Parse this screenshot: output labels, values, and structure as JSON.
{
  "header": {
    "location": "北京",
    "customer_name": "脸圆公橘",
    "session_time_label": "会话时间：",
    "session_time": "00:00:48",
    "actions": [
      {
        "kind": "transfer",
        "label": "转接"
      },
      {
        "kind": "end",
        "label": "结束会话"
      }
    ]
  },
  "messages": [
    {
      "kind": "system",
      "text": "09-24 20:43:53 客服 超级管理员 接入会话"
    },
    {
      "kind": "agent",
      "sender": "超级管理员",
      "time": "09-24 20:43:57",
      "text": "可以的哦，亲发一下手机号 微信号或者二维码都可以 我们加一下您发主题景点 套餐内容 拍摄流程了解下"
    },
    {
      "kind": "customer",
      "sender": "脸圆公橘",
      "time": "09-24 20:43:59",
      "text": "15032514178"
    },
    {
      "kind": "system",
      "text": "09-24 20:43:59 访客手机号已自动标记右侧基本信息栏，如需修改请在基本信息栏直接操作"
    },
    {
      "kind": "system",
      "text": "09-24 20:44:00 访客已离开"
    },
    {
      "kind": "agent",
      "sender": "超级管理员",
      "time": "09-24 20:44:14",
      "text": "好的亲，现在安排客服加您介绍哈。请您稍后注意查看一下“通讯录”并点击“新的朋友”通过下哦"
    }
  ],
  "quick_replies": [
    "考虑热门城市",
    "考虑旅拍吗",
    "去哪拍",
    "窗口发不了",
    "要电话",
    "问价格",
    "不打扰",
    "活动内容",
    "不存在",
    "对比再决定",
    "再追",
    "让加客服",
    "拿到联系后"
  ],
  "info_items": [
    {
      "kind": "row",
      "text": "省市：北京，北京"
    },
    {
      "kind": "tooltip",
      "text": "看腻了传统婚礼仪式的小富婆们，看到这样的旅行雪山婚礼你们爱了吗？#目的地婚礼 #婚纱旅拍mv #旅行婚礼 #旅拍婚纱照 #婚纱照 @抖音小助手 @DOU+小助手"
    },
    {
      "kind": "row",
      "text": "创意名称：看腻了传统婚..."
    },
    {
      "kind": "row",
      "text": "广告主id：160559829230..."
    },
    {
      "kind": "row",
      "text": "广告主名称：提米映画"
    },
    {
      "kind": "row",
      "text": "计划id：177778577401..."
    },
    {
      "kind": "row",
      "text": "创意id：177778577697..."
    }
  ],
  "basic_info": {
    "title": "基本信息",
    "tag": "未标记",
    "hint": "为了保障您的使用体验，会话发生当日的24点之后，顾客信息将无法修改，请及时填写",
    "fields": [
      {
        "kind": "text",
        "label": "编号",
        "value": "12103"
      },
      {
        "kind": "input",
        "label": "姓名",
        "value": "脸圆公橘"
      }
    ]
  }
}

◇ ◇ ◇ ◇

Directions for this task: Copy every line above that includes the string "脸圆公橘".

Answer section:
    "customer_name": "脸圆公橘",
      "sender": "脸圆公橘",
        "value": "脸圆公橘"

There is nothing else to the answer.